The years following the release of this film were notable for the escalating numbers of children reported brutalized, abandoned, or dying at the borders of the so-called Global North (Europe and the USA), while news channels filled up with the (by turns) noxious spewing and vacuous mumbling of political leaders whose policies exacerbated such crimes. Centred on two young teenagers from Guatemala, Juan (Brandon López) and Sara (Karen Martínez), and an indigenous boy named Chauk (Rodolfo Domínguez), as they attempt to traverse Mexico and enter the United States, The Golden Dream is grounded, luminous, furious, and humane: a tribute (to its protagonists) and a denunciation (of the world that besieges them). Quemada-Díez shows us the incandescence of young love and friendship; in moments Sara and Chauk seem to speak a dialect comprised only (and miraculously) of tenderness and wonder. Their soft smiles light up the screen. Even as the film acknowledges the radiance and singularity of their lives, however, it continues to track, scrupulously and without evasion, the actualities of race hatred, state authoritarianism, sex trafficking and child-directed abuse that loom on every side of the various political lines they are determined to cross.
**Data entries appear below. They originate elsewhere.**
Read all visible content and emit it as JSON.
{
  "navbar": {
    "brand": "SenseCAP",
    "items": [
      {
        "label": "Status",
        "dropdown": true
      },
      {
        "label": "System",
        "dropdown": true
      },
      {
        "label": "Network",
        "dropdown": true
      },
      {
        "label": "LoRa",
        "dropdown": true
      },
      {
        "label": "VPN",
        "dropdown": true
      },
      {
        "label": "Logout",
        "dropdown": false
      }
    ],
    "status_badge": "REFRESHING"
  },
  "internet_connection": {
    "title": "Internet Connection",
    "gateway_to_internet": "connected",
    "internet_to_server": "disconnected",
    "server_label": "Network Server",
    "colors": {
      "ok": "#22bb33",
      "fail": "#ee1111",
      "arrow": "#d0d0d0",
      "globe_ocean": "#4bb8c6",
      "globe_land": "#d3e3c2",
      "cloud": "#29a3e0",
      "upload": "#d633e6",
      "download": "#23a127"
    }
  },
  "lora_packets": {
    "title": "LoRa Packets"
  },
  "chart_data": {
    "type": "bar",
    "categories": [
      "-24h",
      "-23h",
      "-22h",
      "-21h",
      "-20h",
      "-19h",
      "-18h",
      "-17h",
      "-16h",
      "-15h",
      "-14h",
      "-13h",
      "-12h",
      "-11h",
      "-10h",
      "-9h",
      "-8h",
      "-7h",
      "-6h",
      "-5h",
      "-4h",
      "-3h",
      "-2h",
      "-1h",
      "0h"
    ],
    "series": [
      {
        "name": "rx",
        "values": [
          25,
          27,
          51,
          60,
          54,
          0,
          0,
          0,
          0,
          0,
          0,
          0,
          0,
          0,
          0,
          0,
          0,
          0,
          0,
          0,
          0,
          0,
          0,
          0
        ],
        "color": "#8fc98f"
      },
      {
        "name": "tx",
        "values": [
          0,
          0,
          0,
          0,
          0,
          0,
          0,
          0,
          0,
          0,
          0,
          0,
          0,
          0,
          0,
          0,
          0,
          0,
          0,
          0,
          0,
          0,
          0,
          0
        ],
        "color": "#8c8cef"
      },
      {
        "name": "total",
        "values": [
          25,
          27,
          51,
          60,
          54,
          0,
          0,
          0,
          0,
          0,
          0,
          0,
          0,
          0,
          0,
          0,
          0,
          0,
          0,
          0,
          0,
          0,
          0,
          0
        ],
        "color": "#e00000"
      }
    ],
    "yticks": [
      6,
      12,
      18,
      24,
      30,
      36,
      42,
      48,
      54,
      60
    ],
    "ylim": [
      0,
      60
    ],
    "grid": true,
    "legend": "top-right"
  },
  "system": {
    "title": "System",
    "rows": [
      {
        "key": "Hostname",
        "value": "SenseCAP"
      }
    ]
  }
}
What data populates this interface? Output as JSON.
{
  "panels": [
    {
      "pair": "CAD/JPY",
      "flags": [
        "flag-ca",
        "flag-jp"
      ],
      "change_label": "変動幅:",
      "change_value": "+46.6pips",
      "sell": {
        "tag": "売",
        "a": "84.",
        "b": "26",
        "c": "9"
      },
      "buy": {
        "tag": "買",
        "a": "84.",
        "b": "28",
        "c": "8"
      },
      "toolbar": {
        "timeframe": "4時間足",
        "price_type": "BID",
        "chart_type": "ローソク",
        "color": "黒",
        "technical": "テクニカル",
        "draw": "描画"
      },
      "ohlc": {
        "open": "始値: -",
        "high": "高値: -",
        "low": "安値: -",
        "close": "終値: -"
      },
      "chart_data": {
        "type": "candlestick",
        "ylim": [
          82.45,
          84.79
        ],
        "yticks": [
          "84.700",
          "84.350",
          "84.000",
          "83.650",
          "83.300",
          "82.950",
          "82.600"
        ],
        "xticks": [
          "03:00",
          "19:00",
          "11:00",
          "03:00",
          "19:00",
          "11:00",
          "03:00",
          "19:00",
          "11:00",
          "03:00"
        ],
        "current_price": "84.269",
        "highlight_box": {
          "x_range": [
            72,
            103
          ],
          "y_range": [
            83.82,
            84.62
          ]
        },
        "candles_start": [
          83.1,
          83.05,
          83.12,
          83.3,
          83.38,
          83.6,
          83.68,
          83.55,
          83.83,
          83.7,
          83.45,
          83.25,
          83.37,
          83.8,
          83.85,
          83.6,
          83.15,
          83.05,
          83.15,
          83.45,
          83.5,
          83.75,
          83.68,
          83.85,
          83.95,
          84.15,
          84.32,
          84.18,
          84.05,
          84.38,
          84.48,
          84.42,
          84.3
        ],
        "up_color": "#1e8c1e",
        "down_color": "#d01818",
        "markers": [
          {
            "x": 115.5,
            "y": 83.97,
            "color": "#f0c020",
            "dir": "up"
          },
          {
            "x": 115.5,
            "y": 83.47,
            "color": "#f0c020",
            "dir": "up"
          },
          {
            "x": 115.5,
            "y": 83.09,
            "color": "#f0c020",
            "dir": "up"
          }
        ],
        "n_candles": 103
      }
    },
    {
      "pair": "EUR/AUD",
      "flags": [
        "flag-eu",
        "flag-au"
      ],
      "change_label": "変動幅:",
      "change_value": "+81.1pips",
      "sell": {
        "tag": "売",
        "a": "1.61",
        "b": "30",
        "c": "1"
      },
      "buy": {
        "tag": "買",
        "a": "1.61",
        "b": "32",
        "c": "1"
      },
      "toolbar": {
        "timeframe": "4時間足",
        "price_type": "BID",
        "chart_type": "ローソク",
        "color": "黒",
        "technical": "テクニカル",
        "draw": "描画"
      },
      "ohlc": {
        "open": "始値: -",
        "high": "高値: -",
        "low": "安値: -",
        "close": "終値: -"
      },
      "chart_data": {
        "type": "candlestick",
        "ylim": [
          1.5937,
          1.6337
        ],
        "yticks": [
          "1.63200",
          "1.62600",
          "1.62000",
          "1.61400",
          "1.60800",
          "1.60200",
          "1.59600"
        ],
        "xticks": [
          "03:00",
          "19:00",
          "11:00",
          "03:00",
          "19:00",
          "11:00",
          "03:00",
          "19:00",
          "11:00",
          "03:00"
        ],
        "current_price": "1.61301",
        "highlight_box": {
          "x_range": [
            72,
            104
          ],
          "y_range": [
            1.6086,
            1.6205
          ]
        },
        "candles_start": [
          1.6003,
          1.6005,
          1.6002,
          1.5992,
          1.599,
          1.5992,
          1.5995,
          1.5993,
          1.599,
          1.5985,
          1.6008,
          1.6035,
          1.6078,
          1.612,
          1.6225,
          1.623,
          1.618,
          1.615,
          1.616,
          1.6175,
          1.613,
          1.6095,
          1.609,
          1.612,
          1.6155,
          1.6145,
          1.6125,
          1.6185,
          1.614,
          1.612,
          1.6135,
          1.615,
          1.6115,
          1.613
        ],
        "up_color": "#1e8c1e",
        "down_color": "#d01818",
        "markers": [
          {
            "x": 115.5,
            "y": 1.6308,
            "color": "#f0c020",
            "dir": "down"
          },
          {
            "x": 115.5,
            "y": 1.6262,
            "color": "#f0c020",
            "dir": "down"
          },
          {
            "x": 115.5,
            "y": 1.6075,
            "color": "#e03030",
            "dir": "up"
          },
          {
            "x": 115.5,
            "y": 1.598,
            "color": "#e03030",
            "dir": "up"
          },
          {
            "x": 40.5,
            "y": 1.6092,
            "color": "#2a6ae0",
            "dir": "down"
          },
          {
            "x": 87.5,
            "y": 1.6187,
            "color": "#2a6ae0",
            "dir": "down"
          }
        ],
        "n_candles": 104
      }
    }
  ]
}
Previously a camera-man on Ken Loach’s Land and Freedom (1995) and Bread and Roses (2000), Quemada-Díez brings the humanist sensibility and militant consciousness of the Loachian mode to his cinematic canvas here, and in the process forges that rarest of treasures: a sympathetic and character-driven journey-poem, travelling into the heart of its own world-history, which at the same time serves, with unerring clarity and grace, as an accusation of our time, too often shaped, as Quemada-Díez sees, by intimate exploitation and man-made savagery. The huge snows swirling down from blank skies at the film’s close are cold, unfeeling, and strangely beautiful, like a dream that never was.
The Purple Rose of Cairo (dir. Woody Allen, 1985)
Allen’s most fully achieved films immerse us in the bustle and (sometimes goofy) quandaries of hyperactive characters who exist in an insular world they’ve always known, and so think of as natural. At his sharpest, Allen allows the varieties of delusion and narcissism he recognises in his protagonists’ behaviour to cast a cinematic spell, even when the consequences of such indulgence are exposed as dangerous or emotionally damaging as the plot progresses. The Purple Rose of Cairo absorbs and expresses these concerns in what is nonetheless a softly sympathetic portrait of Cecilia (Mia Farrow): a compulsive movie-goer in 1930s New Jersey, who falls for Tom Baxter (Jeff Daniels) after he literally steps off the silver screen and into her life. “Love at first sight doesn’t just happen in the movies”, Cecilia explains, matter-of-factly, to her baffled husband (Danny Aiello). “I’m confused”, she later muses, “I’m married. I’ve just met a wonderful new man: he’s fictional, but you can’t have everything.” Tom, of course, has left his chattering fellow film-characters mid-scene, stranded and perplexed as the reels keep turning. “It’s not possible!”, one of them exclaims (in black and white), as Tom strolls into the movie theatre; “I’m in the world of the possible”, he replies, with a cheerful shrug. When a host of studio executives and actual A-listers gets wind of Baxter’s escape into reality, Allen manages to show up what he sees as the mendacity and commercialism of the film industry. Vitally, however, he does so without unsettling the screwball humour and lovely charm of the picture as a whole. The Purple Rose of Cairo critiques the dream-factory that made it, even while paying homage to Cecilia and people like her, who turn to movies looking for (and possibly finding) a sense of romance and magic too often lacking in life itself.